Hundreds of people were injured by fireworks and gunfire as they celebrated New Year in the Philippines despite a graphic government warning campaign.
Doctors displayed surgical saws on TV to show revellers what awaited them if they were hurt by fireworks.
By early evening 230 people had been injured and the number was likely to more than double by midnight as superstitious Filipinos bade goodbye to a year of natural disasters and political violence.
In Munoz a man died in a fire that gutted about 25 stalls selling fireworks.
More than 50 hospitals nationwide were on full alert for the expected influx of injured.
“We’re prepared for the worst,” Health Secretary Francisco Duque said as he inspected an emergency ward in Manila’s Tondo slum district – an area notorious for large illegal fireworks.
Many Filipinos, largely influenced by Chinese tradition, believe that noisy New Year’s celebrations drive away evil and misfortune. But they have carried that superstition to extremes, exploding huge fireworks and firing guns to welcome the new year despite threats of arrest.
New Year’s Eve revelry in the predominantly Roman Catholic country has become among the most violent in the world. Last year, 737 people were injured, mostly by fireworks. At least 17 people were hit by gunfire at the height of wild celebrations, including a woman who died.
Although the number of injuries has fallen in recent years, largely due to hard economic times and the government’s scare campaign, the figures remain alarming, Mr Duque said.
The government has gone to extremes to dissuade dangerous celebrations. The health department has shown pictures of mangled hands and eyes in posters and on its website.
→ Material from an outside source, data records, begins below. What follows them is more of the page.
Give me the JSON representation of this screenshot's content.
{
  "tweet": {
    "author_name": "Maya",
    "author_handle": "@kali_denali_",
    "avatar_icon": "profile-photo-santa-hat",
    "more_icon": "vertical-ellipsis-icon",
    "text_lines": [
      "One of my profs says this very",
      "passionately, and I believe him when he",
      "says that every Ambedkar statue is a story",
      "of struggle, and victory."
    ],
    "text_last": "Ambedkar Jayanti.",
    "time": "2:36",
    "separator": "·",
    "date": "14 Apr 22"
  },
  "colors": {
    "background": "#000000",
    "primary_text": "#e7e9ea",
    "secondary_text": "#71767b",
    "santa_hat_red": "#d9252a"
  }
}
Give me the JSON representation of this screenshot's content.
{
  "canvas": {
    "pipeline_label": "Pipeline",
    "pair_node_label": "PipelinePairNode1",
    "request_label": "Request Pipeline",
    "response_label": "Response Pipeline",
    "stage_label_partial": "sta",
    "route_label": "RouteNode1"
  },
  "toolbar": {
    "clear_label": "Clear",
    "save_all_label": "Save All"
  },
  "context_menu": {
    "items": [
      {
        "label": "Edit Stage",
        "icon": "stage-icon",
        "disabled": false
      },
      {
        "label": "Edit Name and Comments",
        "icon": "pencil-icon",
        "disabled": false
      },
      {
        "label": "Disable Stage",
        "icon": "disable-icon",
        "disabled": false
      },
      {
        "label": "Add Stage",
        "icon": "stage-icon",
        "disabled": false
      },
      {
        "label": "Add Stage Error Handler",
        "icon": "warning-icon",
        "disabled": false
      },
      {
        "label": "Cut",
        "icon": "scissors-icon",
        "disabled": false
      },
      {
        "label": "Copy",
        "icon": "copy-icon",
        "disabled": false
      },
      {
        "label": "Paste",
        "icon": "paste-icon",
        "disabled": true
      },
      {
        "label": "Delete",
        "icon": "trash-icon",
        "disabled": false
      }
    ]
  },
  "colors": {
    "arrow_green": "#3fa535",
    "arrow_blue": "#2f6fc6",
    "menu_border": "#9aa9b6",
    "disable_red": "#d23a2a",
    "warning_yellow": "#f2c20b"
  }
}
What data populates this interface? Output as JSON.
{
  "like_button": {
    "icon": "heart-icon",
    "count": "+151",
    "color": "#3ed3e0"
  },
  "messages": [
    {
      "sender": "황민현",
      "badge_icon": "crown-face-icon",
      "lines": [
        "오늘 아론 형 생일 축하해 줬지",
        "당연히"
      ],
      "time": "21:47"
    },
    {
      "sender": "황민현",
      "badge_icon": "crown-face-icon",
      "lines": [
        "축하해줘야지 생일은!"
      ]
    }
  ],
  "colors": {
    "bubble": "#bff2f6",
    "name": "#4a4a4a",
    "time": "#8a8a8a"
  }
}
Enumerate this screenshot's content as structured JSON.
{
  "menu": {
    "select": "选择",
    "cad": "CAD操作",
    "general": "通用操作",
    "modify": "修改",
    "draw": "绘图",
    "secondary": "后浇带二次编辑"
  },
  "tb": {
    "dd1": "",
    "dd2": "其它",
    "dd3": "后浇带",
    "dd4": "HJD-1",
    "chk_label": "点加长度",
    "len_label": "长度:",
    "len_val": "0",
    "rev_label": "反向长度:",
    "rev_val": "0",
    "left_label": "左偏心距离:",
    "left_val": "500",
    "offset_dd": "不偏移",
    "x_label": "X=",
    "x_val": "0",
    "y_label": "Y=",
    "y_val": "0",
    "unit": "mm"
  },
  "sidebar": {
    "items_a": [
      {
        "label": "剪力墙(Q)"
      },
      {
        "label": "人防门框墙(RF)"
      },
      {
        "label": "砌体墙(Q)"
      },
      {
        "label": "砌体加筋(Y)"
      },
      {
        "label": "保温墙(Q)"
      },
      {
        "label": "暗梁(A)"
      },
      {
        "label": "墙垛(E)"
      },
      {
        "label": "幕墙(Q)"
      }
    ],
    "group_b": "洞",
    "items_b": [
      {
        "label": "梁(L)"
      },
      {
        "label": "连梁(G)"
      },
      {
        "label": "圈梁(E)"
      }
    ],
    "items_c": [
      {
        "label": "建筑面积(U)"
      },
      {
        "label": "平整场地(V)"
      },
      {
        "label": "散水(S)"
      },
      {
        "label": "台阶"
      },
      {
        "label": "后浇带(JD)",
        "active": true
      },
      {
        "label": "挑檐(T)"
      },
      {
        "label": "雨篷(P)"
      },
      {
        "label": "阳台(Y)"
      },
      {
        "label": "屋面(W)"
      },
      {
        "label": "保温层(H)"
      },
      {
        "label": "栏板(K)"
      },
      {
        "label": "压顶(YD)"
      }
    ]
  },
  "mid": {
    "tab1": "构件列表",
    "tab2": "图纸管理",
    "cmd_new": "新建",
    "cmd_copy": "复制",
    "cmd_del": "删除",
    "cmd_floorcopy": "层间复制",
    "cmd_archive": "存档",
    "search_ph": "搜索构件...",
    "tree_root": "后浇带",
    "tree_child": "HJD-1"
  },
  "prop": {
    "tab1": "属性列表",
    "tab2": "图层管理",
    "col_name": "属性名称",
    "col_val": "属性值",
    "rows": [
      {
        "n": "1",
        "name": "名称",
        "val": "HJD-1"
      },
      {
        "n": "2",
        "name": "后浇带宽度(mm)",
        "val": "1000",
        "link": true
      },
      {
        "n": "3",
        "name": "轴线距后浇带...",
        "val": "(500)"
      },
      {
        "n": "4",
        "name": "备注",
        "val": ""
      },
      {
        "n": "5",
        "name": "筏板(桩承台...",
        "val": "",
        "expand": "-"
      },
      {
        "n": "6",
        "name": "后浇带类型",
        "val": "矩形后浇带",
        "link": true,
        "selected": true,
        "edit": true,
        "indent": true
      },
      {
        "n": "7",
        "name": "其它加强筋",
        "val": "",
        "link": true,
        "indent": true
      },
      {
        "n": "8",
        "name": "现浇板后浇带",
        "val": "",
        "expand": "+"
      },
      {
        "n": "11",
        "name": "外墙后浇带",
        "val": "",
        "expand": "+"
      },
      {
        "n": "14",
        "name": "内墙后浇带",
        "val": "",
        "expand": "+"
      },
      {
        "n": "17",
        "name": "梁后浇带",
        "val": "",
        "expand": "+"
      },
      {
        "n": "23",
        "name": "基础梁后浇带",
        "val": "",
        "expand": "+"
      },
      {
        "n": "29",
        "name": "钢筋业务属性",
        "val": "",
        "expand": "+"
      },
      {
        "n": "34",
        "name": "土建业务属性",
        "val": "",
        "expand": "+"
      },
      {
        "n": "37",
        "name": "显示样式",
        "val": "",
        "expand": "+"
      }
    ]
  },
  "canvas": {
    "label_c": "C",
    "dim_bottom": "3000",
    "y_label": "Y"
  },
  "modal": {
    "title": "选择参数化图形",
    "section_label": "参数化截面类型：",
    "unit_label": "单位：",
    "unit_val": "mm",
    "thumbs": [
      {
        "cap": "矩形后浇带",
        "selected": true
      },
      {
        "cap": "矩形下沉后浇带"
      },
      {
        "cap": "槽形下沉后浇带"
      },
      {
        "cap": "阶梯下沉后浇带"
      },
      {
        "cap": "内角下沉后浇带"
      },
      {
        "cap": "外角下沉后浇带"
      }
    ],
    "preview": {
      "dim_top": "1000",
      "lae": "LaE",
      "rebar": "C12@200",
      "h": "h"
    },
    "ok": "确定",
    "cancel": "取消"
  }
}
Government doctors have used bone saws and drills to amputate fingers in mock surgeries shown on TV, but the dangerous tradition has continued.
“It’s extremely difficult because it’s embedded in the mindset of Filipinos that lighting up those fireworks drives away misfortune,” Mr Duque said. “And it’s been a very, very difficult year.”
Back-to-back typhoons struck the Philippines starting in September, engulfing the capital, Manila, in the worst flooding in 40 years. The storms killed hundreds and displaced millions of people.
A political massacre blamed on a powerful warlord clan claimed 57 lives, including 30 journalists and their staff, in southern Maguindanao province. It was the deadliest single attack on media workers in the world.
Capping the disasters was the eruption of Mayon volcano south-east of Manila, which prompted the evacuation of about 47,000 villagers, who spent the Christmas and New Year’s holidays in crowded evacuation centres.